A: Yeah, nah.
Q: No, seriously. It’s in Stuff. “Recent scientific research suggests that rather than intelligence being genetically inherited from both their parents, it comes from their mother.”
A: I don’t think so.
Q: You’re objecting to their definition of intelligence, aren’t you?
A: Not this time. For today, I’m happy to stipulate to whatever their definition is.
Q: But they have Science! The “intelligence genes originate from the X chromosome” and “Some of these affected genes work only if they come from the mother. If that same gene is inherited from the father, it is deactivated.”
A: That sounds like two different explanations grafted together.
A: Some genes are imprinted so the paternal and maternal copies work differently, but that’s got nothing to do with the X chromosome.
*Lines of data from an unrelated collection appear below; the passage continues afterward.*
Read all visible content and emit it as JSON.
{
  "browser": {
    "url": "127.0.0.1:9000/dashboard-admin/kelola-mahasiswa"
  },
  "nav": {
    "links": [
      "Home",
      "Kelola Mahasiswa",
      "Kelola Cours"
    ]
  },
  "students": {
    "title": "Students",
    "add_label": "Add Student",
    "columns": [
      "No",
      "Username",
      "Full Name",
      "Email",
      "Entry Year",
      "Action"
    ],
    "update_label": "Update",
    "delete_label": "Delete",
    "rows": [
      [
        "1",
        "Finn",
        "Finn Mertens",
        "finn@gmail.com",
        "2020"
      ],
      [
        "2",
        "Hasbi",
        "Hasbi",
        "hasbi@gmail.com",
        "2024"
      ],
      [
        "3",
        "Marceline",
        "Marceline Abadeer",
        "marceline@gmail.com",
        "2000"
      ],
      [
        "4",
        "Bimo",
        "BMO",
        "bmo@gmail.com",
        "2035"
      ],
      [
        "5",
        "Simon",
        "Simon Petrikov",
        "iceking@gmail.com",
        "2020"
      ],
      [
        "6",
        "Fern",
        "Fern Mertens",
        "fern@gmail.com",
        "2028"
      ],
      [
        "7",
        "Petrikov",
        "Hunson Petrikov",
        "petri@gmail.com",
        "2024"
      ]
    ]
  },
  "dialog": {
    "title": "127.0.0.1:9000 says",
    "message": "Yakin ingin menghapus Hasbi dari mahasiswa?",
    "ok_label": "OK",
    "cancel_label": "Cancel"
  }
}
Q: Why not?
A: Because any given cell has only one functioning X chromosome: for men, it comes from your mother, for women, it’s a random choice between the ones from each parent.
Q: Ok. But are all the intelligence genes on the X chromosome?
A: No. In fact, modern studies using hundreds of thousands of genetic variants suggest that genes contributing to intelligence are everywhere on the genome.
Q: But what about the ‘recent research’?
A: What recent research? I don’t see any links
Q: Maybe they’re in the blog post that the story mentions but doesn’t link to. Can you find it?
Q: And the references?
A: Mostly in mice.
Q: But there’s one about a study in Glasgow, Scotland. In nearly 13,000 people.
A: There is, though it’s actually an analysis of the US National Longitudinal Study of Youth. Which, strangely enough, did not recruit from Glasgow, Scotland. And less than half of the 12,686 participants ended up in the analysis.
Q: Whatever. It’s still recent research?
A: Ish. 2006.
Q: And it found mother’s intelligence was the most important predictor of child’s intelligence, though?
A: Yes, of the ones they looked at.
Q: So, more important than father’s intelligence?
A: That wasn’t one of the ones they looked at.
Q: “Wasn’t one of the ones they looked at”
Q: Ok. So is there any reason for saying intelligence genes are on the X chromosome or is it all bollocks?
A: Especially before modern genomics, it was much easier to find out about the effects of genes on the X chromosome, since breaking them will often cause fairly dramatic disorders in male children.
Q: So it’s not that more intelligence-related genes are on the X chromosome, just that we know more about them?
A: That could easily be the case. And just because a gene affects intelligence when it’s broken doesn’t necessarily mean small variations it in affect normal intelligence.
Q: But wouldn’t be it great if we could show those pretentious ‘genius’ sperm-donor organisations were all useless wankers?
A: On the other hand, we don’t need more reasons to blame mothers for their kids’ health and wellbeing.